**WORK TO COMPLETE**: Lines holding the word "Cheese" must be located in the listing below and copied.

**EXTRACTED INFORMATION**:
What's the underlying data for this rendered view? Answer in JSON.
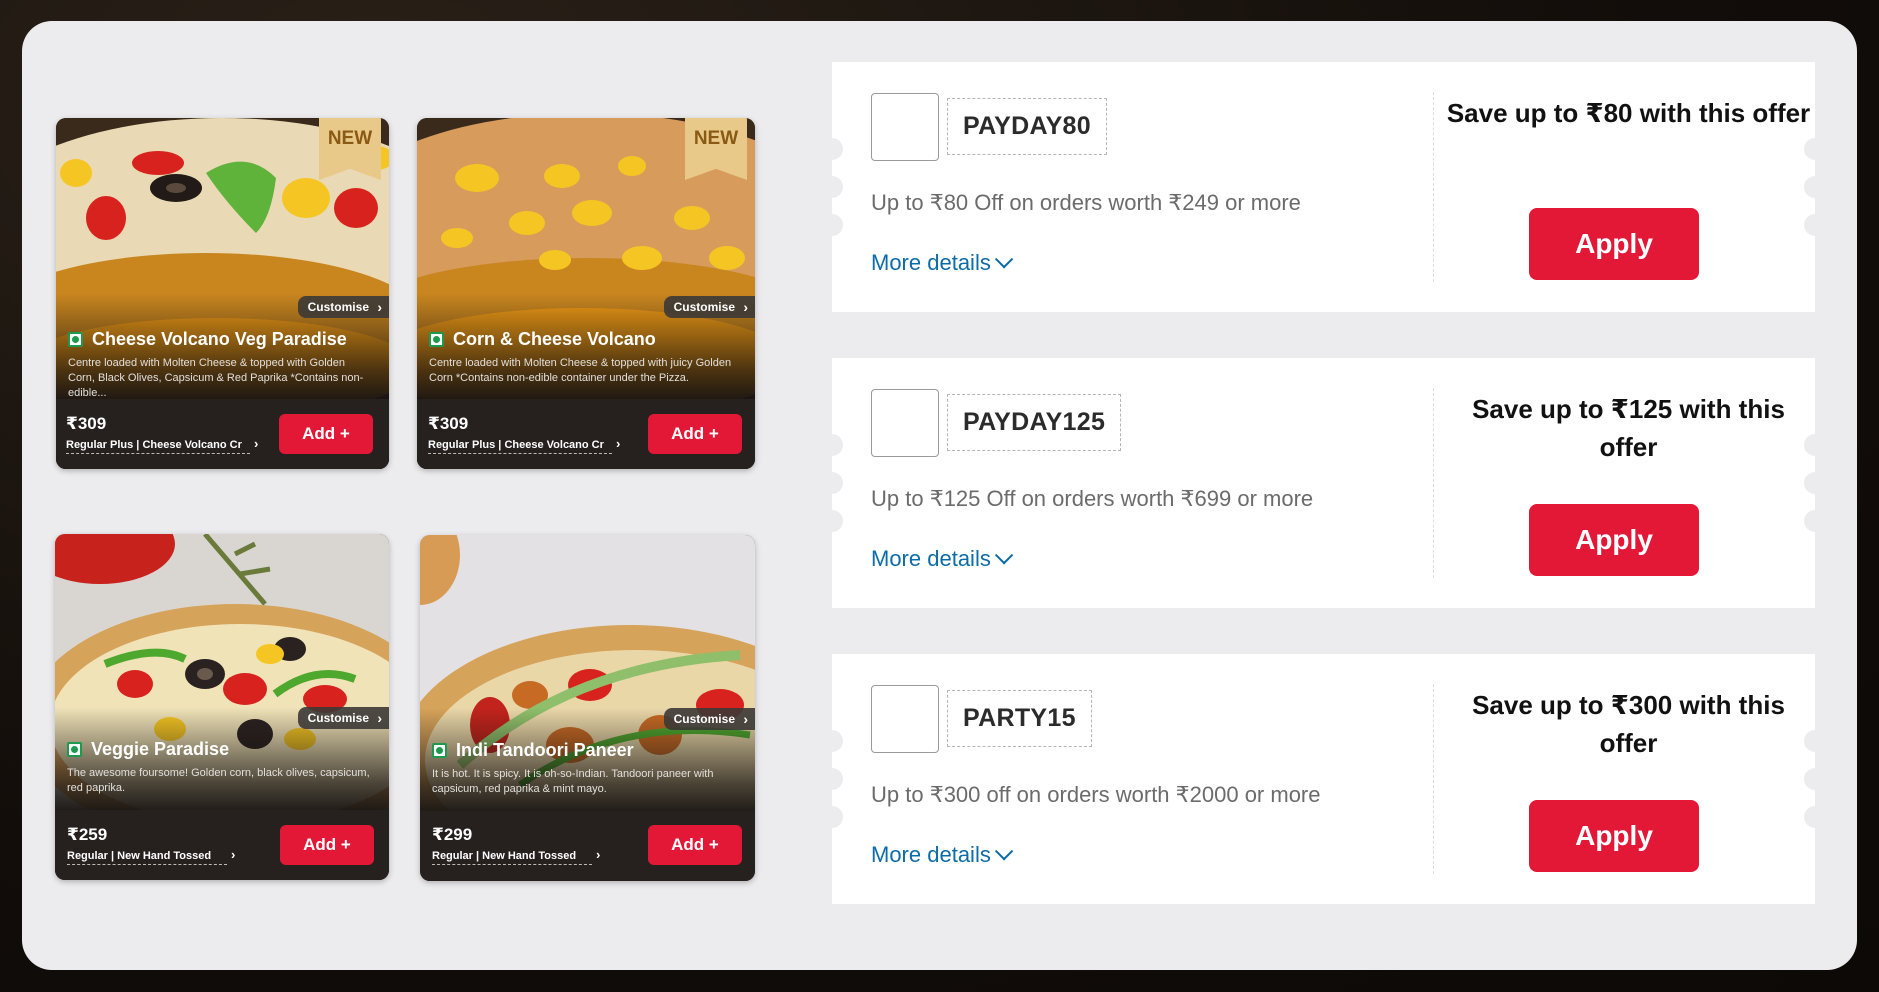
{
  "pizzas": [
    {
      "name": "Cheese Volcano Veg Paradise",
      "badge": "NEW",
      "customise_label": "Customise",
      "description": "Centre loaded with Molten Cheese & topped with Golden Corn, Black Olives, Capsicum & Red Paprika *Contains non-edible...",
      "price": "₹309",
      "size": "Regular Plus",
      "crust": "Cheese Volcano Cr",
      "add_label": "Add +"
    },
    {
      "name": "Corn & Cheese Volcano",
      "badge": "NEW",
      "customise_label": "Customise",
      "description": "Centre loaded with Molten Cheese & topped with juicy Golden Corn *Contains non-edible container under the Pizza.",
      "price": "₹309",
      "size": "Regular Plus",
      "crust": "Cheese Volcano Cr",
      "add_label": "Add +"
    },
    {
      "name": "Veggie Paradise",
      "customise_label": "Customise",
      "description": "The awesome foursome! Golden corn, black olives, capsicum, red paprika.",
      "price": "₹259",
      "size": "Regular",
      "crust": "New Hand Tossed",
      "add_label": "Add +"
    },
    {
      "name": "Indi Tandoori Paneer",
      "customise_label": "Customise",
      "description": "It is hot. It is spicy. It is oh-so-Indian. Tandoori paneer with capsicum, red paprika & mint mayo.",
      "price": "₹299",
      "size": "Regular",
      "crust": "New Hand Tossed",
      "add_label": "Add +"
    }
  ],
  "coupons": [
    {
      "code": "PAYDAY80",
      "description": "Up to ₹80 Off on orders worth ₹249 or more",
      "more_details": "More details",
      "save_text": "Save up to ₹80 with this offer",
      "apply_label": "Apply"
    },
    {
      "code": "PAYDAY125",
      "description": "Up to ₹125 Off on orders worth ₹699 or more",
      "more_details": "More details",
      "save_text": "Save up to ₹125 with this offer",
      "apply_label": "Apply"
    },
    {
      "code": "PARTY15",
      "description": "Up to ₹300 off on orders worth ₹2000 or more",
      "more_details": "More details",
      "save_text": "Save up to ₹300 with this offer",
      "apply_label": "Apply"
    }
  ],
  "colors": {
    "brand_red": "#e31837",
    "link_blue": "#0c6ca8",
    "veg_green": "#1c9a4d",
    "panel_bg": "#ececee"
  }
}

**RESPONSE**:
      "name": "Cheese Volcano Veg Paradise",
      "description": "Centre loaded with Molten Cheese & topped with Golden Corn, Black Olives, Capsicum & Red Paprika *Contains non-edible...",
      "crust": "Cheese Volcano Cr",
      "name": "Corn & Cheese Volcano",
      "description": "Centre loaded with Molten Cheese & topped with juicy Golden Corn *Contains non-edible container under the Pizza.",
      "crust": "Cheese Volcano Cr",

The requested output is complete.